Equestrian Display Horses in Equestrianism
Modern equestrian displays, quadrilles and shows have their roots in circus equestrian acts, which are not of ancient origin, but in fact, were invented in the eighteenth century by skilled performers, such as Philip Astley. It was often former military men who were excellent horse riders, such as Astley, who established displays of riding skill in either outdoor or indoor arenas in front of a paying audience. Much of what is now associated with the traditional circus, such as the size of the ring in which the acts perform, is attributed to Astley. Cultures with a strong equestrian tradition, such as the Cossacks, were also famous for their athletic riding displays and many of them found a natural home in the circus ring. For circus liberty work, traditionally Arab and half-Arab horses were used, as well as ponies. The ponies often had eye-catching coat colourings, such as spotted, palomino or black and white. Display or show horses may specialise in one set of skills or be multi-talented performance horses. The Iberian breeds often appear in displays of traditional Iberian horsemanship, such as garrocha and classical dressage. A good performance horse will learn to work in a broad range of unusual theatrical conditions, including under bright spotlights, with loud music, and possibly the use of fire or explosions. They are usually trained to perform at least some of the haute école movements and to accept riders wearing a variety of costumes. They will also often be confident with riders using weapons, such as swords, lances, or bows, moving around on the saddle, or even hanging off it! An experienced show horse is an integral part of every professional display team and the younger horses learn their confidence from the older ones.
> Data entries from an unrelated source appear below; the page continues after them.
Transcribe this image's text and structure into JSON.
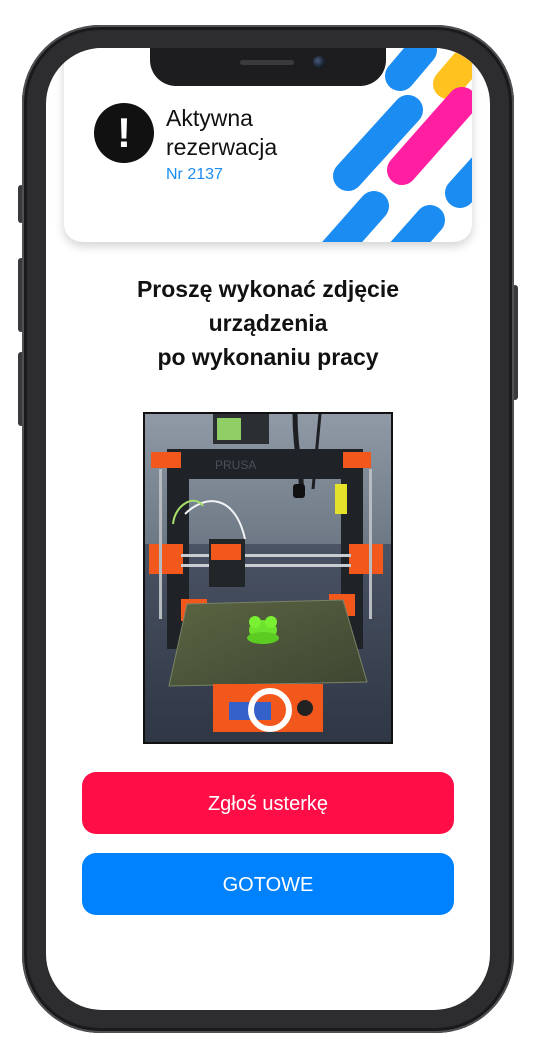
{
  "header": {
    "icon": "exclamation-icon",
    "title": "Aktywna rezerwacja",
    "reservation_number": "Nr 2137",
    "accent_colors": [
      "#1b8cf2",
      "#ff1fa0",
      "#ffc21f"
    ]
  },
  "instruction": {
    "lines": [
      "Proszę wykonać zdjęcie",
      "urządzenia",
      "po wykonaniu pracy"
    ]
  },
  "photo": {
    "subject": "3d-printer-photo",
    "shutter_icon": "camera-shutter-icon"
  },
  "buttons": {
    "report_label": "Zgłoś usterkę",
    "report_color": "#ff0d47",
    "done_label": "GOTOWE",
    "done_color": "#0082ff"
  }
}
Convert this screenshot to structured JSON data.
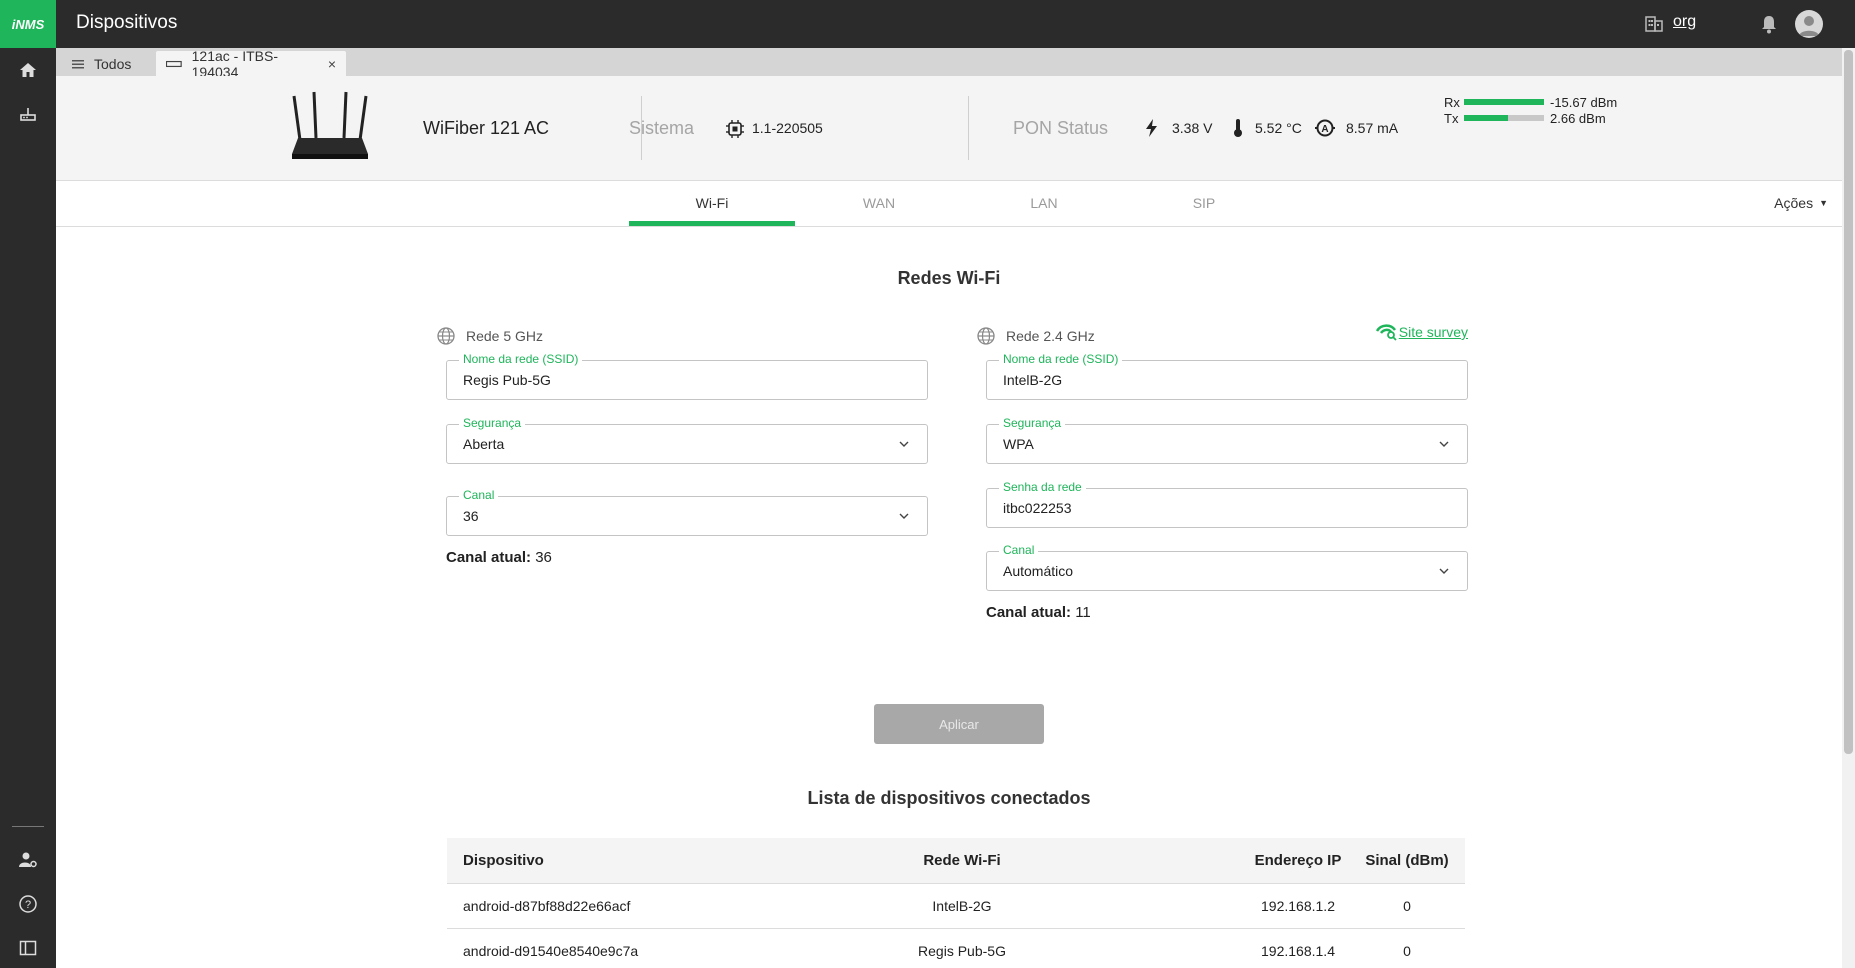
{
  "app": {
    "logo": "iNMS",
    "title": "Dispositivos",
    "org": "org"
  },
  "tabs": {
    "all_label": "Todos",
    "device_label": "121ac - ITBS-194034",
    "close_glyph": "×"
  },
  "device": {
    "model": "WiFiber 121 AC",
    "system_label": "Sistema",
    "firmware": "1.1-220505",
    "pon_label": "PON Status",
    "voltage": "3.38 V",
    "temperature": "5.52 °C",
    "current": "8.57 mA",
    "rx_label": "Rx",
    "rx_value": "-15.67 dBm",
    "rx_level": 1.0,
    "tx_label": "Tx",
    "tx_value": "2.66 dBm",
    "tx_level": 0.55
  },
  "subtabs": {
    "wifi": "Wi-Fi",
    "wan": "WAN",
    "lan": "LAN",
    "sip": "SIP",
    "actions": "Ações"
  },
  "wifi": {
    "title": "Redes Wi-Fi",
    "net5": {
      "heading": "Rede 5 GHz",
      "ssid_label": "Nome da rede (SSID)",
      "ssid": "Regis Pub-5G",
      "security_label": "Segurança",
      "security": "Aberta",
      "channel_label": "Canal",
      "channel": "36",
      "current_label": "Canal atual:",
      "current": "36"
    },
    "net24": {
      "heading": "Rede 2.4 GHz",
      "survey": "Site survey",
      "ssid_label": "Nome da rede (SSID)",
      "ssid": "IntelB-2G",
      "security_label": "Segurança",
      "security": "WPA",
      "password_label": "Senha da rede",
      "password": "itbc022253",
      "channel_label": "Canal",
      "channel": "Automático",
      "current_label": "Canal atual:",
      "current": "11"
    },
    "apply": "Aplicar"
  },
  "devices": {
    "title": "Lista de dispositivos conectados",
    "headers": [
      "Dispositivo",
      "Rede Wi-Fi",
      "Endereço IP",
      "Sinal (dBm)"
    ],
    "rows": [
      [
        "android-d87bf88d22e66acf",
        "IntelB-2G",
        "192.168.1.2",
        "0"
      ],
      [
        "android-d91540e8540e9c7a",
        "Regis Pub-5G",
        "192.168.1.4",
        "0"
      ]
    ]
  },
  "colors": {
    "accent": "#1fb55a",
    "topbar": "#2b2b2b"
  }
}
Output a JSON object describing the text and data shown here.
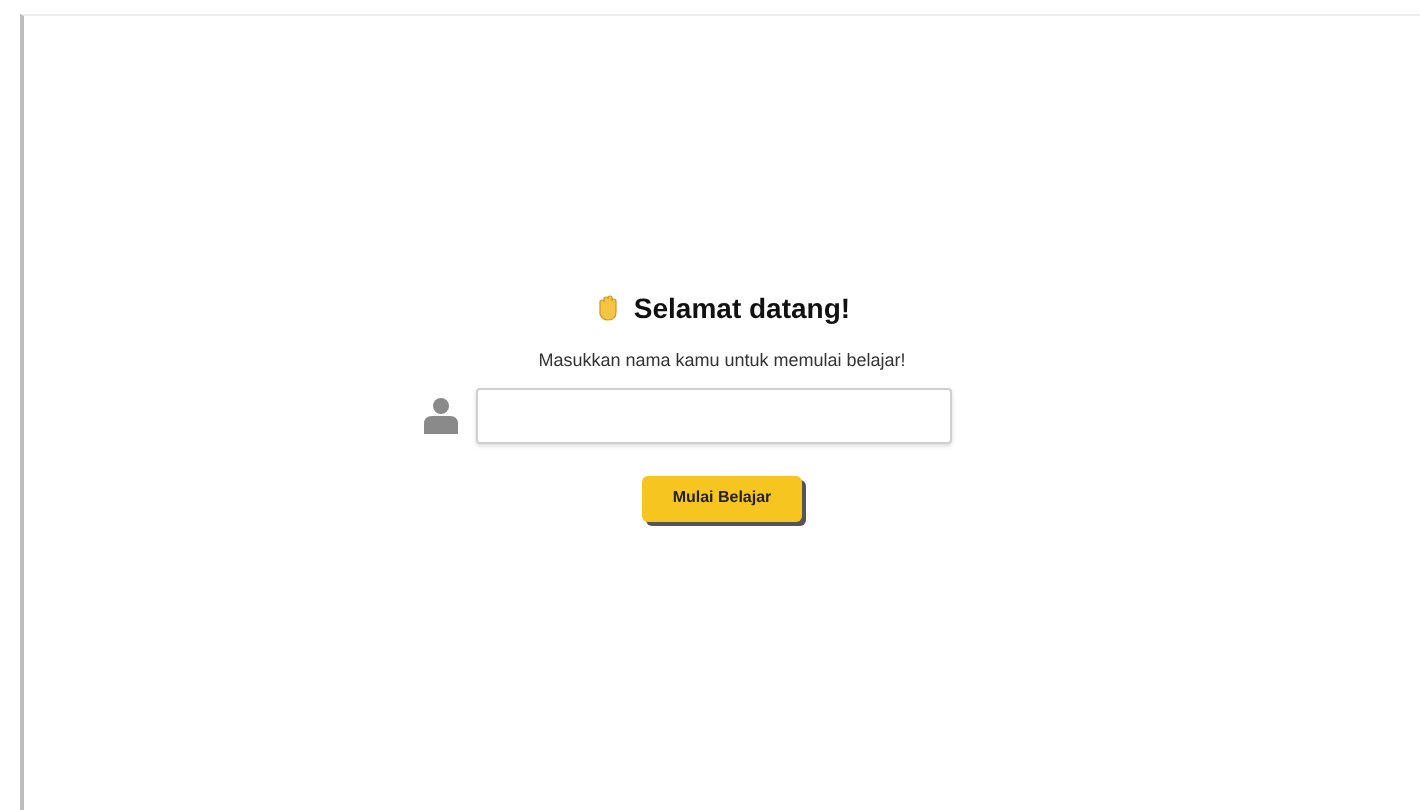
{
  "title": "Selamat datang!",
  "subtitle": "Masukkan nama kamu untuk memulai belajar!",
  "start_button": "Mulai Belajar"
}
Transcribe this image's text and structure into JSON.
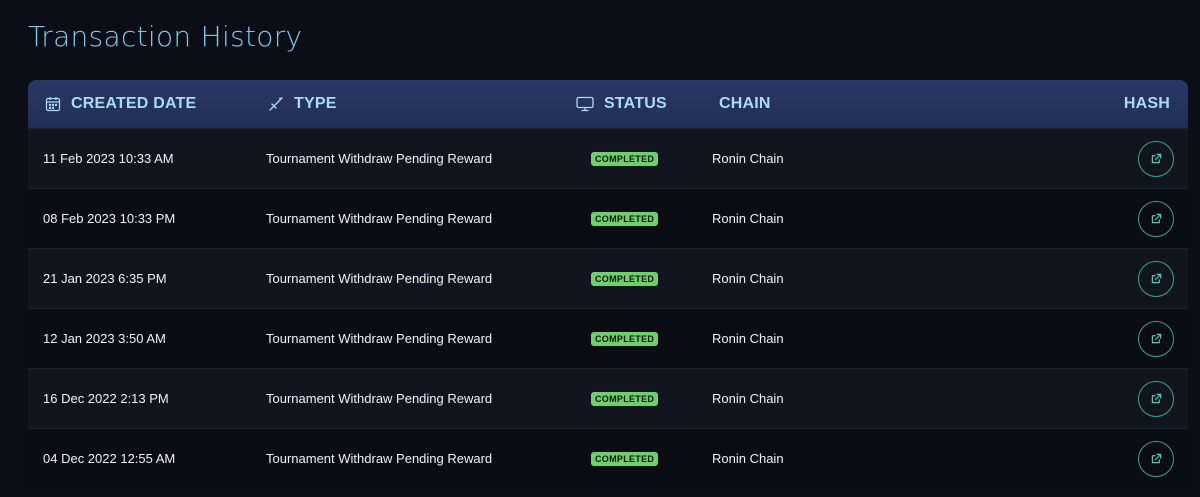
{
  "title": "Transaction History",
  "columns": {
    "date": "CREATED DATE",
    "type": "TYPE",
    "status": "STATUS",
    "chain": "CHAIN",
    "hash": "HASH"
  },
  "icons": {
    "date": "calendar-icon",
    "type": "sword-icon",
    "status": "monitor-icon",
    "hash": "external-link-icon"
  },
  "colors": {
    "title": "#7fc8ec",
    "header_text": "#a9dbf6",
    "header_bg": "#26335e",
    "badge_bg": "#6fcf6c",
    "link_border": "#3c9f8f"
  },
  "rows": [
    {
      "date": "11 Feb 2023 10:33 AM",
      "type": "Tournament Withdraw Pending Reward",
      "status": "COMPLETED",
      "chain": "Ronin Chain"
    },
    {
      "date": "08 Feb 2023 10:33 PM",
      "type": "Tournament Withdraw Pending Reward",
      "status": "COMPLETED",
      "chain": "Ronin Chain"
    },
    {
      "date": "21 Jan 2023 6:35 PM",
      "type": "Tournament Withdraw Pending Reward",
      "status": "COMPLETED",
      "chain": "Ronin Chain"
    },
    {
      "date": "12 Jan 2023 3:50 AM",
      "type": "Tournament Withdraw Pending Reward",
      "status": "COMPLETED",
      "chain": "Ronin Chain"
    },
    {
      "date": "16 Dec 2022 2:13 PM",
      "type": "Tournament Withdraw Pending Reward",
      "status": "COMPLETED",
      "chain": "Ronin Chain"
    },
    {
      "date": "04 Dec 2022 12:55 AM",
      "type": "Tournament Withdraw Pending Reward",
      "status": "COMPLETED",
      "chain": "Ronin Chain"
    }
  ]
}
Horse enthusiasts don’t have to be professionals to enjoy a bit of showmanship. Anyone can have fun teaching their horses some of the more basic skills!